#### Brief:
Write the entries again exactly, with no line missing.
BEGIN
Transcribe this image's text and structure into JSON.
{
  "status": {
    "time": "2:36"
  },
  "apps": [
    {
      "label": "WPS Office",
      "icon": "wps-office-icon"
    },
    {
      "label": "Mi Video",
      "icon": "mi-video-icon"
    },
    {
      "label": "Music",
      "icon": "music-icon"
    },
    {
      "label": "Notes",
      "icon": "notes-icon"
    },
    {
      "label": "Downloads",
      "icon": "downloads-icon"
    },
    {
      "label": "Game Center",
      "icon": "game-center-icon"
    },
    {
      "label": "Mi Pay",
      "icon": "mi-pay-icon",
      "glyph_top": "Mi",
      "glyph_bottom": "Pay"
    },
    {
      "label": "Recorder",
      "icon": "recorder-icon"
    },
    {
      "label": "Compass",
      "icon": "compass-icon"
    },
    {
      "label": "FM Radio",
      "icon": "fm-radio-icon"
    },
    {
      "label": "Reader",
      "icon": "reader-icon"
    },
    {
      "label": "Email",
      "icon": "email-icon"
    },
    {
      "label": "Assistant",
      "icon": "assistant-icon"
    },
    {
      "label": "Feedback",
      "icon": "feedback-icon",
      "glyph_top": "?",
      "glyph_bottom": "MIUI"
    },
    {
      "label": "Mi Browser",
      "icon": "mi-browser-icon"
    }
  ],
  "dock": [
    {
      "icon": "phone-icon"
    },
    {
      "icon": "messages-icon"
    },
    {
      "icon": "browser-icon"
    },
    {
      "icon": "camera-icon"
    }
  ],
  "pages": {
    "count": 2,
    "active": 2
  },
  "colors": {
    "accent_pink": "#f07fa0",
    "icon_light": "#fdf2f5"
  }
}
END
#### The answer:
Transcribe this image's text and structure into JSON.
{
  "status": {
    "time": "2:36"
  },
  "apps": [
    {
      "label": "WPS Office",
      "icon": "wps-office-icon"
    },
    {
      "label": "Mi Video",
      "icon": "mi-video-icon"
    },
    {
      "label": "Music",
      "icon": "music-icon"
    },
    {
      "label": "Notes",
      "icon": "notes-icon"
    },
    {
      "label": "Downloads",
      "icon": "downloads-icon"
    },
    {
      "label": "Game Center",
      "icon": "game-center-icon"
    },
    {
      "label": "Mi Pay",
      "icon": "mi-pay-icon",
      "glyph_top": "Mi",
      "glyph_bottom": "Pay"
    },
    {
      "label": "Recorder",
      "icon": "recorder-icon"
    },
    {
      "label": "Compass",
      "icon": "compass-icon"
    },
    {
      "label": "FM Radio",
      "icon": "fm-radio-icon"
    },
    {
      "label": "Reader",
      "icon": "reader-icon"
    },
    {
      "label": "Email",
      "icon": "email-icon"
    },
    {
      "label": "Assistant",
      "icon": "assistant-icon"
    },
    {
      "label": "Feedback",
      "icon": "feedback-icon",
      "glyph_top": "?",
      "glyph_bottom": "MIUI"
    },
    {
      "label": "Mi Browser",
      "icon": "mi-browser-icon"
    }
  ],
  "dock": [
    {
      "icon": "phone-icon"
    },
    {
      "icon": "messages-icon"
    },
    {
      "icon": "browser-icon"
    },
    {
      "icon": "camera-icon"
    }
  ],
  "pages": {
    "count": 2,
    "active": 2
  },
  "colors": {
    "accent_pink": "#f07fa0",
    "icon_light": "#fdf2f5"
  }
}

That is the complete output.